He didn't say much about his wartime experiences, but what he did say was harrowing. And for quite a while, he wasn't well: thin and grey faced and somehow attenuated. Now, I can see that it must have been a reaction to everything that had happened to him. Back then, I was worried about him, as even young children can be - vaguely and without really knowing why.
I remember being carried on his shoulders, and touching his black curls. I remember him telling me stories and teaching me to draw and taking me off into the countryside around Leeds every weekend, to show me things: a wasps' nest, a grass snake, flowers, birds, trees. I remember going to some church event with mum and dad and dancing with him, proudly, like a grown-up. I wore an organdie dress with little blue rosebuds and had my hair up. I stood on his feet and he waltzed me around in time to the music.
The Poland he told me about was - of course - the rural Eastern Poland of his childhood, a place called Dziedzilow. This was by no means an idyllic place, beset as it was by bloody battles, constant border skirmishes and the occasional massacre. And my grandparents' marriage was not a happy one either, in spite of their comparative affluence. But I think dad had a happy childhood all the same, because the Poland he described for me, weaving countless stories, was as strange and foreign and magical as a place in a fairytale. I recognised it for what it was, the first time I encountered Housman's poem:
Into my heart an air that kills
From yon far country blows:
What are those blue remembered hills,
What spires, what farms are those?
That is the land of lost content,
I see it shining plain,
The happy highways where I went
And cannot come again.
For dad, surely, Dziedzilow (I call it Lisko in the book - you can understand why, can't you?) was the land of lost content where he knew he could never come again. He was never bitter, tucking the memories away inside him, just happy to have survived.
|Dad with goat.|
And of course writers do come there again in their imaginations. I mined my father's experiences when I was writing the Amber Heart as surely as he had once mined his memories for his little daughter. Oh, I did a lot of other research besides. A truly prodigous amount, most of which simply informs the story, rather than being inserted into it. But it was my dad's voice I went back to time and again when I wanted to feel how it might have been. I went visiting with him in my imagination, and there it was. I could see it, smell it, touch it. Dad died back in 1995 but I still feel the connection sometimes. I felt it especially when I was writing this novel.

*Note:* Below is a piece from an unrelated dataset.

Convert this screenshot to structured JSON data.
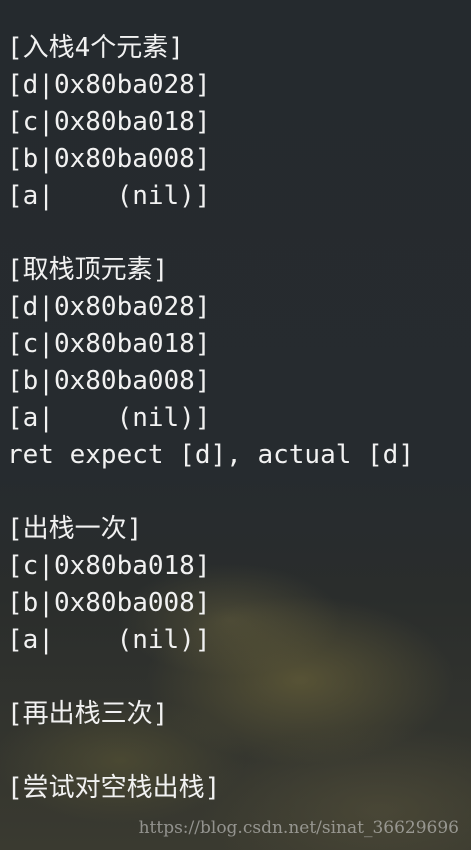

|Wojciech Kossak, one of my forebears, painted this. Another inspiration for me.|
As an adult, I came to realise that the passion and the brutality were always there, a muted subtext to so many of the stories (as they are in so many 'fairy stories') changed and transformed by my gentle dad to delight his little Kasia - my Polish name. I was never disturbed by them, but I think I recognised the deep emotion and the vivid memories that lay behind them. I think many of them have found their way into the Amber Heart which begins a hundred years before my father was even born. In a way, I think that those editors were right. It probably is a big, sexy, old fashioned historical romance. With a setting which may not be immediately popular. But still, it's quite a story. It'll be free on Kindle, here in the UK and here in the USA, on the 1st, 2nd and 3rd August 2012. Why not give it a try?
|Dad with student.|